BEGIN Task data
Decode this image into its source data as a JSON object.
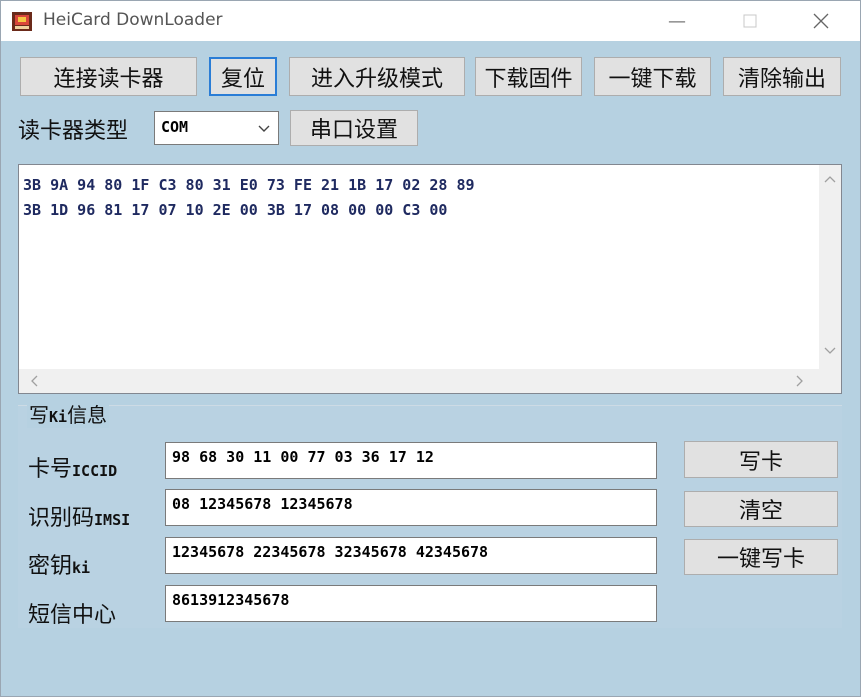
{
  "window": {
    "title": "HeiCard DownLoader",
    "icon": "app-icon",
    "controls": [
      "minimize-icon",
      "maximize-icon",
      "close-icon"
    ]
  },
  "toolbar": {
    "connect": "连接读卡器",
    "reset": "复位",
    "upgrade_mode": "进入升级模式",
    "download_firmware": "下载固件",
    "one_click_download": "一键下载",
    "clear_output": "清除输出"
  },
  "reader": {
    "type_label": "读卡器类型",
    "type_value": "COM",
    "serial_settings": "串口设置"
  },
  "output": {
    "lines": [
      "3B 9A 94 80 1F C3 80 31 E0 73 FE 21 1B 17 02 28 89",
      "3B 1D 96 81 17 07 10 2E 00 3B 17 08 00 00 C3 00"
    ]
  },
  "ki_group": {
    "title_prefix": "写",
    "title_ki": "Ki",
    "title_suffix": "信息",
    "iccid_label_cn": "卡号",
    "iccid_label_en": "ICCID",
    "iccid_value": "98 68 30 11 00 77 03 36 17 12",
    "imsi_label_cn": "识别码",
    "imsi_label_en": "IMSI",
    "imsi_value": "08 12345678 12345678",
    "ki_label_cn": "密钥",
    "ki_label_en": "ki",
    "ki_value": "12345678 22345678 32345678 42345678",
    "smsc_label": "短信中心",
    "smsc_value": "8613912345678",
    "write_card": "写卡",
    "clear": "清空",
    "one_click_write": "一键写卡"
  }
}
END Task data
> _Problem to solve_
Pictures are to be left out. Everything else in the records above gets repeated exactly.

> _Output for this exercise_
Decode this image into its source data as a JSON object.
{
  "window": {
    "title": "HeiCard DownLoader",
    "icon": "app-icon",
    "controls": [
      "minimize-icon",
      "maximize-icon",
      "close-icon"
    ]
  },
  "toolbar": {
    "connect": "连接读卡器",
    "reset": "复位",
    "upgrade_mode": "进入升级模式",
    "download_firmware": "下载固件",
    "one_click_download": "一键下载",
    "clear_output": "清除输出"
  },
  "reader": {
    "type_label": "读卡器类型",
    "type_value": "COM",
    "serial_settings": "串口设置"
  },
  "output": {
    "lines": [
      "3B 9A 94 80 1F C3 80 31 E0 73 FE 21 1B 17 02 28 89",
      "3B 1D 96 81 17 07 10 2E 00 3B 17 08 00 00 C3 00"
    ]
  },
  "ki_group": {
    "title_prefix": "写",
    "title_ki": "Ki",
    "title_suffix": "信息",
    "iccid_label_cn": "卡号",
    "iccid_label_en": "ICCID",
    "iccid_value": "98 68 30 11 00 77 03 36 17 12",
    "imsi_label_cn": "识别码",
    "imsi_label_en": "IMSI",
    "imsi_value": "08 12345678 12345678",
    "ki_label_cn": "密钥",
    "ki_label_en": "ki",
    "ki_value": "12345678 22345678 32345678 42345678",
    "smsc_label": "短信中心",
    "smsc_value": "8613912345678",
    "write_card": "写卡",
    "clear": "清空",
    "one_click_write": "一键写卡"
  }
}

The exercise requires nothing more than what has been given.